    Understanding steelmaking is the aim of the 'Steel Project' at the Beaton Insti- tute of the University College of Cape Breton. The Steel Project uses a particu- lar methodology which is based on the phenomenological approach to the study of 'lived experience.' Initiated in 1987 to document the steel industry in Cape Breton, it deals with a wide variety of materials. To date the Steel Project has ac- quired — through its own creation or through donation— some thirty metres of business papers, thirty hours of video tape and film, 250 interviews, 4000 photo- graphs and about 100 maps and plans. Artifacts are being identified for possible interpretative use by community groups. Along with a program of collection, the Steel Project has undertaken specific research, including a study of steel making skills and the detailed identification of graphic materials.

  • 60 Scientia Canadensis

    Steel Project researchers immerse themselves in the technology of steelmaking. Their comprehensive knowledge of the processes is based on articles in aca- demic and trade journals, and workers' manuals; video tapes and films; tours through the plant; lectures and courses; and most important, frequent presence at the steel plant. Inevitably, close relationships are formed with a small number of steelworkers whose deep understanding of the goals of the Steel Project is a genuine asset in terms of consultation and moral support.

    Researchers not directly attached to the Steel Project are using its resources to do specific work, including a study of women in the steel industry and a compari- son of the work experience of Italian steelworkers between the steel cities of Sydney and Hamilton. Steel Project resources also contribute to museum exhib- its.

    Community involvement is an important part of the Steel Project's strategy. There are frequent meetings with Sydney Steel (SYSCO) management and the Steel Project uses office space at the union hall of the United Steel Workers of America, Local 1064. The Steel Project Advisory Committee, made up of steelworkers, management, union representatives and business people meets to hear research reports or lectures on subjects related to steelmaking. The general public is kept informed of the Steel Project's activities through media coverage. In 1990, the Beaton Institute and the Division of the Extension and Community Affairs sponsored a credit course on the North American Steel Industry.

    The Steel Project's philosophy is best exemplified by its oral history program which effectively complements its visual collection as well as the plant's business papers.

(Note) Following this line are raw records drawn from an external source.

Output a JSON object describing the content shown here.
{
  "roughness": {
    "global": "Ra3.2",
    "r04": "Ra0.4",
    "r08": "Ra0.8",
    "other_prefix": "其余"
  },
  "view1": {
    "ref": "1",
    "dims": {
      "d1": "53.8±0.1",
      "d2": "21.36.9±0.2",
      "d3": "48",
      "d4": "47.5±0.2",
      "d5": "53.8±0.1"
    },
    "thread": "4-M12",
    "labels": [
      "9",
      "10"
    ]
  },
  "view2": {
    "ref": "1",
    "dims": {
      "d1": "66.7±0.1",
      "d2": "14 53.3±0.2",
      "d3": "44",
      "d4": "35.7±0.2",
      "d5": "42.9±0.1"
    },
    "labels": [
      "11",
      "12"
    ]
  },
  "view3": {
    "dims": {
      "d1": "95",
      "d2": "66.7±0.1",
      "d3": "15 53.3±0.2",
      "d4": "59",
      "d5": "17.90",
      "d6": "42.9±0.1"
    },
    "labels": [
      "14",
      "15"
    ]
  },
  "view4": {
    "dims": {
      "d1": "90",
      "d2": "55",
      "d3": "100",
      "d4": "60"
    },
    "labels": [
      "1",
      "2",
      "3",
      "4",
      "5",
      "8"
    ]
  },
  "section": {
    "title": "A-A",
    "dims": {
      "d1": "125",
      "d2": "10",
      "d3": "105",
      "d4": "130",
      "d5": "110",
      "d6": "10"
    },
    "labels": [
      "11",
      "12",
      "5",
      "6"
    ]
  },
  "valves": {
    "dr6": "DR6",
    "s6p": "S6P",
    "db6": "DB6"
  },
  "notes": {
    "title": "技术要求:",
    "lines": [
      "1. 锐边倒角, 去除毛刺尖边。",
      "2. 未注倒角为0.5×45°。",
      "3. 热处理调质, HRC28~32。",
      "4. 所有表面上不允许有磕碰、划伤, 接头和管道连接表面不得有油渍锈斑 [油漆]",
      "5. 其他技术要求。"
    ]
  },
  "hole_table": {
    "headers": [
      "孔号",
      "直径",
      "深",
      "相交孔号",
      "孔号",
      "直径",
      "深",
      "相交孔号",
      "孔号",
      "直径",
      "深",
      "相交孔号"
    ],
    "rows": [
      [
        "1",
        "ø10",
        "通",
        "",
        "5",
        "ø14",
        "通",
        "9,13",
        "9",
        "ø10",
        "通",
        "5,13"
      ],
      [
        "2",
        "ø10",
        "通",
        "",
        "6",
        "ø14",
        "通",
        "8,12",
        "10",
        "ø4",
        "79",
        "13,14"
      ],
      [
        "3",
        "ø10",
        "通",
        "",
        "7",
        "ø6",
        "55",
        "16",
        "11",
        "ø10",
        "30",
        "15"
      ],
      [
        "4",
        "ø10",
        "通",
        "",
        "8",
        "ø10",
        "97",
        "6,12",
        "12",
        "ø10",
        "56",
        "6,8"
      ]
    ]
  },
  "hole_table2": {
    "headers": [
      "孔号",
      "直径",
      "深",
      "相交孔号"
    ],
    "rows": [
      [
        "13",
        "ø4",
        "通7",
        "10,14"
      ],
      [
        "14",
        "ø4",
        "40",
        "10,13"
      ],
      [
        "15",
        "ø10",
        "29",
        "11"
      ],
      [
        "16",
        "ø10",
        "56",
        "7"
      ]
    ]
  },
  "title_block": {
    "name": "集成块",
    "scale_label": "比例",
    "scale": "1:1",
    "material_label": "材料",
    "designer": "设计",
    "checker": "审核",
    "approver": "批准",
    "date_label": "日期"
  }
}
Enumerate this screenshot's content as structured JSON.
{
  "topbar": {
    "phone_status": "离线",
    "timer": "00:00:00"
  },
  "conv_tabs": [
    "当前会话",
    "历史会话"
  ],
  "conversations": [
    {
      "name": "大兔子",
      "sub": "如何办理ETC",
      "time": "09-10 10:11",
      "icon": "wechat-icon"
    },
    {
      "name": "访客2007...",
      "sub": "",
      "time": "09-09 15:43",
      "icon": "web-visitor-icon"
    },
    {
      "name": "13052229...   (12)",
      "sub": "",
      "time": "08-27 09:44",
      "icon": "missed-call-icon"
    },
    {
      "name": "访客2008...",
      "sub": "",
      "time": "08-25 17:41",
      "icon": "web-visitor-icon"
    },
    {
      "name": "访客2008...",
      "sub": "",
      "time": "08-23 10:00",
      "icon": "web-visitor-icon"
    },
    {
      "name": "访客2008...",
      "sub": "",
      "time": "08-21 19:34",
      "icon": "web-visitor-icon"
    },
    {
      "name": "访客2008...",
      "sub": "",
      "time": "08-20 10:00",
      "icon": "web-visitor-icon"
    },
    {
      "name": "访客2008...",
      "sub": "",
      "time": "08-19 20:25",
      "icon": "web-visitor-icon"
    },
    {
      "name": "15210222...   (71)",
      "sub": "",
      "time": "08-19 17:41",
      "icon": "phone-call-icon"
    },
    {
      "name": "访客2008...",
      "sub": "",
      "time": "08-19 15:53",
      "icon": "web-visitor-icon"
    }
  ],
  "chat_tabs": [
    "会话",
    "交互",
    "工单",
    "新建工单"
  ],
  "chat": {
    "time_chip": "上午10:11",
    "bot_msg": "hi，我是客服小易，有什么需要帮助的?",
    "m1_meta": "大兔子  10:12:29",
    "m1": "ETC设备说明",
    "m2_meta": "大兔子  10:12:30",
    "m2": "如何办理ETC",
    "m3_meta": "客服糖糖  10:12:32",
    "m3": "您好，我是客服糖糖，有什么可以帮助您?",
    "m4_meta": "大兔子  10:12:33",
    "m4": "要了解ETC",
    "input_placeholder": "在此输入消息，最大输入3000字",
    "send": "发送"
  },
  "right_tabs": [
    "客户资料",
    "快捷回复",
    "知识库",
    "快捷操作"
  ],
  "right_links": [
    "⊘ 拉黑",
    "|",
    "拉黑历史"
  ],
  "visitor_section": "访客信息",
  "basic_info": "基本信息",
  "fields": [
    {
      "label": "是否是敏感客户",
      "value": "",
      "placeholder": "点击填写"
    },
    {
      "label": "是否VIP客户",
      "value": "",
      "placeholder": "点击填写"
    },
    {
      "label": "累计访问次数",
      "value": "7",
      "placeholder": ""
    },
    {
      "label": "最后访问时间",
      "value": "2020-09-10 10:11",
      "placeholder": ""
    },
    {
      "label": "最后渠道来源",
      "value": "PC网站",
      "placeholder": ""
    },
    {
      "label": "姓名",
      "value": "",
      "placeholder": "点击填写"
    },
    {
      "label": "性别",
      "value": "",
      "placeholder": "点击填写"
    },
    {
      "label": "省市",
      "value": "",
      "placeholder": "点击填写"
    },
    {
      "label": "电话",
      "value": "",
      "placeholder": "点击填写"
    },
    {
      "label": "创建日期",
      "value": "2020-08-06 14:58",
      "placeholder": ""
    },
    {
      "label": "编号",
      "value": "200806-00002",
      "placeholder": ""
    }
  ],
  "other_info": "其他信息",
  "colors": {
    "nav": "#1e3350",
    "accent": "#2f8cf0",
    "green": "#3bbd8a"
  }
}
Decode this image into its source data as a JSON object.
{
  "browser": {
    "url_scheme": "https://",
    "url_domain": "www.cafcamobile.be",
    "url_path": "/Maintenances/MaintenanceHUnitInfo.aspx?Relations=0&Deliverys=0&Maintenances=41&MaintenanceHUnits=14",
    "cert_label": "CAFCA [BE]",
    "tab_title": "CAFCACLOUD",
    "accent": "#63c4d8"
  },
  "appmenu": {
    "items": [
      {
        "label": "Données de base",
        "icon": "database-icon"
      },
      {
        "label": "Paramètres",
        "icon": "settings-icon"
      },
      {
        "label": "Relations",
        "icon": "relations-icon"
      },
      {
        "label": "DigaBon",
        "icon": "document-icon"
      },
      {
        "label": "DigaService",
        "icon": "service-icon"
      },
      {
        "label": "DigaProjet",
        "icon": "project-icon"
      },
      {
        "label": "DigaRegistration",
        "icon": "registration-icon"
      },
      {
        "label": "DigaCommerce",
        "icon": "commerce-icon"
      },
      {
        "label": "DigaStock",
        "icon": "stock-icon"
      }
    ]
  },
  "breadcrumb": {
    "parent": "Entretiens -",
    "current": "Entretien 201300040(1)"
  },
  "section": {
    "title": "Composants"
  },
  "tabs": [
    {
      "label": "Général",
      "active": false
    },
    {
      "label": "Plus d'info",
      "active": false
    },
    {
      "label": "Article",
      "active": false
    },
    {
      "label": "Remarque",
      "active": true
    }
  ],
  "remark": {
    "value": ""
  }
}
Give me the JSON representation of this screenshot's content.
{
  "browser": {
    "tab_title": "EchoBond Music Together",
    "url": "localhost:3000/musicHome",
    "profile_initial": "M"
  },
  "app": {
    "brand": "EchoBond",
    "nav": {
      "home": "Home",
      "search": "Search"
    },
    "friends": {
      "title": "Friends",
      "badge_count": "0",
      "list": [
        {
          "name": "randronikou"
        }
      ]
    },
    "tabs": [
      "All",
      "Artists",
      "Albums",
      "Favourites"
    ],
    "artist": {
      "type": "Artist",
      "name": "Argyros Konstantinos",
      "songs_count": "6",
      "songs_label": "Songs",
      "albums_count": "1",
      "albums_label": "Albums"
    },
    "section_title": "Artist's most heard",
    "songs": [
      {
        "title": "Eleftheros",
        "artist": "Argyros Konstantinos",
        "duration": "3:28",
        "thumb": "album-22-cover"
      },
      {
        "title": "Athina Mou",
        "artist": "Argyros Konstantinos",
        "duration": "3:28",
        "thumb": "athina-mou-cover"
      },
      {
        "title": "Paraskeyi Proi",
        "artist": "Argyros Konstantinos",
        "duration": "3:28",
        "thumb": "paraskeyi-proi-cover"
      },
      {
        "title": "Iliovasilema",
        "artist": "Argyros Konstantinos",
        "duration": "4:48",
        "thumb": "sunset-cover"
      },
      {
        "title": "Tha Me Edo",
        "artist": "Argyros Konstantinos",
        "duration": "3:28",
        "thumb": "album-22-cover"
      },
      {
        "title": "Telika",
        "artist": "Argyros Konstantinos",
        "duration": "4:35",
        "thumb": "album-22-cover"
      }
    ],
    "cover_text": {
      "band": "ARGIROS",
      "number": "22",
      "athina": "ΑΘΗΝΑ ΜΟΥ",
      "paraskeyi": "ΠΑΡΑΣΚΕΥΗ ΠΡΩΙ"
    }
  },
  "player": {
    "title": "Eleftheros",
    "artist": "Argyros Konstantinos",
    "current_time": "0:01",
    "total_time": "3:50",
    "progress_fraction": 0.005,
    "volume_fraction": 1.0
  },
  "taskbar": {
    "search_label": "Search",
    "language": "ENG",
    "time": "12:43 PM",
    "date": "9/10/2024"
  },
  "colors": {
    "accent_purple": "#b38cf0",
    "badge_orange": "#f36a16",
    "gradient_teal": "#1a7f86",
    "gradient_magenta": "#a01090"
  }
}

For the past year there has a steady stream of retired and current steel workers being interviewed at the Beaton Institute or at the union hall. These interviews will continue for another year.

    The steelworkers are informed of the Steel Project and its interview program by letter, followed by a phone call. The cooperation of steel wives is often useful in setting up interviews. For obvious reasons it is easier to make arrangements with retired workers than with shift workers trying to grab some sleep and family time. As well, periods of technical frustration at the new plant can result in re- luctance by current workers to be interviewed. When the technical problems are solved, however, there is greater enthusiasm for the Project. Although the Steel Project's relationship with SYSCO management has been generally amicable and cooperative, interviews with management personnel are always on a more cautious level than with men from the shop floor. Nevertheless, recent positive developments in the start-up of the new plant have opened some avenues of information in terms of management interviews.

    Language is inherently the most important single aspect of the oral history inter- view process. In the Steel Project, linguistic style and content includes technical

  • Making Steel 61

    jargon. The colloquial language of steelmaking not only links workers in the same plant, but it links steel workers across the continent. It is the responsibility of the interviewer to collec